Eva Longoria takes on another challenge in her career. After enjoying success as an actress and producer, Eva went behind the camera to direct her first film, Flamin’ Hot.
The film tells the story of Mexican American Richard Montañez, who, as a janitor at Frito Lay, discovers the perfect formula to give a spicy touch to one of their products called Cheetos Flamin’ Hot, inspired by his Mexican roots.
Producer DeVon Franklin learned about this story of overcoming obstacles. After Richard shared the story with him, DeVon told Eva, and they both sought ways to secure the necessary financing to turn it into a movie.
That’s how Fox Searchlight Studios provided the support to bring the inspiring tale to the screen. Flamin’ Hot can also be seen on the Hulu and Disney+ platforms.
Previously, Eva directed television series, documentaries and short films such as Gorditas Chronicles (2022), La guerra civil (2022), Why Women Kill (2021), The Expanding Universe of Ashley Garcia (2020), Grand Hotel (2019), Jane the Virgin (2016), Telenovela (2016), Devious Maids (2014) and A Proper Send Off (2011), among others.

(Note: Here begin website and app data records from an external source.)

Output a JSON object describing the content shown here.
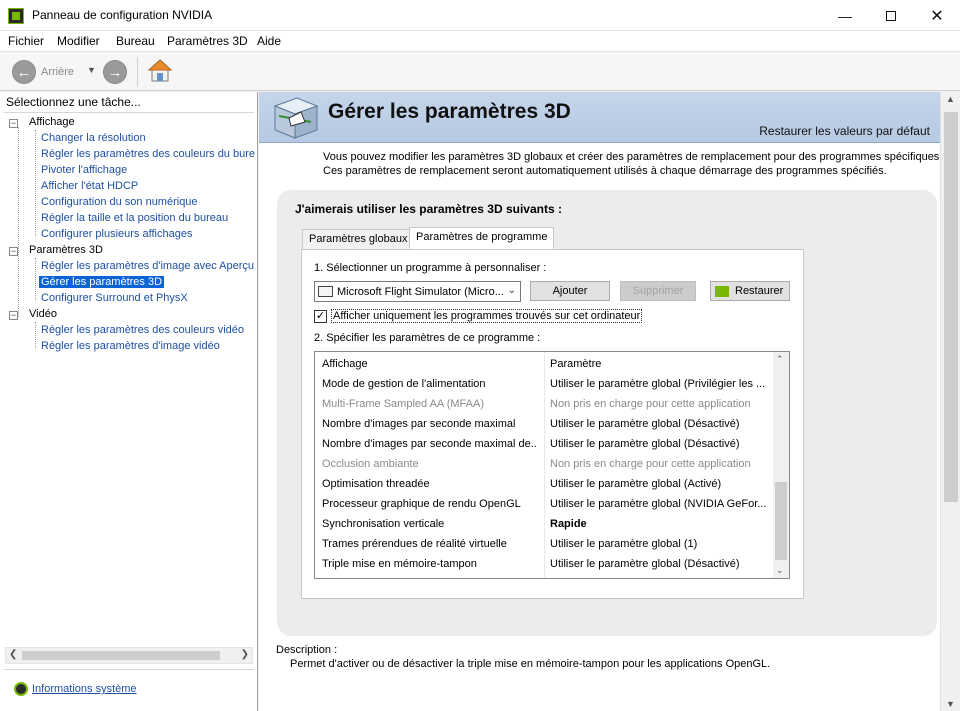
{
  "window": {
    "title": "Panneau de configuration NVIDIA",
    "controls": [
      "minimize",
      "maximize",
      "close"
    ]
  },
  "menu": [
    "Fichier",
    "Modifier",
    "Bureau",
    "Paramètres 3D",
    "Aide"
  ],
  "toolbar": {
    "back_label": "Arrière"
  },
  "left_pane": {
    "header": "Sélectionnez une tâche...",
    "tree": [
      {
        "label": "Affichage",
        "children": [
          "Changer la résolution",
          "Régler les paramètres des couleurs du bure",
          "Pivoter l'affichage",
          "Afficher l'état HDCP",
          "Configuration du son numérique",
          "Régler la taille et la position du bureau",
          "Configurer plusieurs affichages"
        ]
      },
      {
        "label": "Paramètres 3D",
        "children": [
          "Régler les paramètres d'image avec Aperçu",
          "Gérer les paramètres 3D",
          "Configurer Surround et PhysX"
        ]
      },
      {
        "label": "Vidéo",
        "children": [
          "Régler les paramètres des couleurs vidéo",
          "Régler les paramètres d'image vidéo"
        ]
      }
    ],
    "selected": "Gérer les paramètres 3D",
    "system_info_link": "Informations système"
  },
  "main": {
    "title": "Gérer les paramètres 3D",
    "restore_defaults": "Restaurer les valeurs par défaut",
    "intro": "Vous pouvez modifier les paramètres 3D globaux et créer des paramètres de remplacement pour des programmes spécifiques. Ces paramètres de remplacement seront automatiquement utilisés à chaque démarrage des programmes spécifiés.",
    "panel_heading": "J'aimerais utiliser les paramètres 3D suivants :",
    "tabs": [
      "Paramètres globaux",
      "Paramètres de programme"
    ],
    "active_tab": "Paramètres de programme",
    "step1_label": "1. Sélectionner un programme à personnaliser :",
    "program_selected": "Microsoft Flight Simulator (Micro...",
    "add_button": "Ajouter",
    "remove_button": "Supprimer",
    "restore_button": "Restaurer",
    "checkbox_label": "Afficher uniquement les programmes trouvés sur cet ordinateur",
    "checkbox_checked": true,
    "step2_label": "2. Spécifier les paramètres de ce programme :",
    "grid": {
      "headers": [
        "Affichage",
        "Paramètre"
      ],
      "rows": [
        {
          "feature": "Mode de gestion de l'alimentation",
          "setting": "Utiliser le paramètre global (Privilégier les ...",
          "disabled": false,
          "bold": false
        },
        {
          "feature": "Multi-Frame Sampled AA (MFAA)",
          "setting": "Non pris en charge pour cette application",
          "disabled": true,
          "bold": false
        },
        {
          "feature": "Nombre d'images par seconde maximal",
          "setting": "Utiliser le paramètre global (Désactivé)",
          "disabled": false,
          "bold": false
        },
        {
          "feature": "Nombre d'images par seconde maximal de...",
          "setting": "Utiliser le paramètre global (Désactivé)",
          "disabled": false,
          "bold": false
        },
        {
          "feature": "Occlusion ambiante",
          "setting": "Non pris en charge pour cette application",
          "disabled": true,
          "bold": false
        },
        {
          "feature": "Optimisation threadée",
          "setting": "Utiliser le paramètre global (Activé)",
          "disabled": false,
          "bold": false
        },
        {
          "feature": "Processeur graphique de rendu OpenGL",
          "setting": "Utiliser le paramètre global (NVIDIA GeFor...",
          "disabled": false,
          "bold": false
        },
        {
          "feature": "Synchronisation verticale",
          "setting": "Rapide",
          "disabled": false,
          "bold": true
        },
        {
          "feature": "Trames prérendues de réalité virtuelle",
          "setting": "Utiliser le paramètre global (1)",
          "disabled": false,
          "bold": false
        },
        {
          "feature": "Triple mise en mémoire-tampon",
          "setting": "Utiliser le paramètre global (Désactivé)",
          "disabled": false,
          "bold": false
        }
      ]
    },
    "description_label": "Description :",
    "description_text": "Permet d'activer ou de désactiver la triple mise en mémoire-tampon pour les applications OpenGL."
  },
  "colors": {
    "nvidia_green": "#76b900",
    "link_blue": "#1e50a2",
    "selection_blue": "#0a64d6",
    "banner_blue": "#b9cce4"
  }
}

Now, after several years of work, Flamin’ Hot premiered at the 22nd edition of the Los Angeles Latino International Film Festival (LALIFF). The event was held at the legendary TCL Chinese Theatre (formerly Grauman’s Chinese Theatre) in Los Angeles, where we had the opportunity to talk with Eva and several special guests, including the festival’s founder, Edward James Olmos.
As Edward, the director and two-time Golden Globe-winning actor (for The Burning Season and Miami Vice) said, it was a great pleasure to open the festival with Eva’s film. “She is an exemplary woman, a woman who has fought in her career to make a name for herself in this difficult industry and she has succeeded. Richard’s story is the story of many Latinos who succeed in this country and it needs to be told to the world.”
Edward added, “Eva and her team did an extraordinary job and I congratulate them. Hopefully, we can see more stories like Richard’s on the screen, stories that inspire and help the community.”
The premiere was also attended by the cast, including Annie González, Jesse García, Pepe Serna, Bobby Soto, Emilio Rivera, Fabián Alomar, Vanessa Martínez, Eric Marq and Alejandro Marín. Also present were producer DeVon (Miracles from Heaven, 2016) and writers Linda Yvette Chávez (Gentefied, 2020) and Alejandro Montoya (The Wrong Guy, 2022).
The film was very well received by the audience. At the end, the audience stood up and applauded for several minutes.
In our red-carpet interview, Eva expressed her fulfillment in taking on this project.
How do you feel after directing Flamin’ Hot?
It’s an honor to direct this film about the story of a man I greatly admire, Richard Montañez. It’s an inspiring and very real story and I wanted to share it with the world.
This premiere is taking place at a festival that meant a lot to you at the beginning of your career in Hollywood.
Yes, I remember that when I arrived in Los Angeles, I would come to the festival to watch all kinds of movies. I loved spending time here. Now, presenting this film in this place is wonderful. I am very happy. I’ve been crying all day because of the premiere of the film, which we made for all of you.
When I came to this festival 20 years ago, I never thought that one day, I would be here with a film, presenting it. It was a dream I didn’t know I had and I thank Eddie Olmos for making it possible.
Why do you think it’s important to tell Latin stories in Hollywood for everyone to see?
Yes because it’s a very important story. And although it’s a Latino story, it’s also a very universal story that everyone can understand.
So, when people tell you, “No, this opportunity is not for you because you’re Latino, because you speak Spanish, because you have an accent,” like what happened to Richard Montañez, who faced many obstacles like those, you know that he managed to overcome them. When you watch the movie, you say, “Wow! If this man achieved all this, I can also do things in my life.”
What would you say to the audience, especially the Latino audience, about why it’s crucial to watch the film?
It’s very important that our community supports this film, this project because if it doesn’t succeed, studios and networks won’t produce more of these. It depends on our community to show them that this kind of film works, that they like these kinds of stories, the cast, the writers and the director.
While it’s important to see our people in front of and behind the camera, it’s also important for the audience to respond because if not, we have a problem.
Translated by Mario Amaya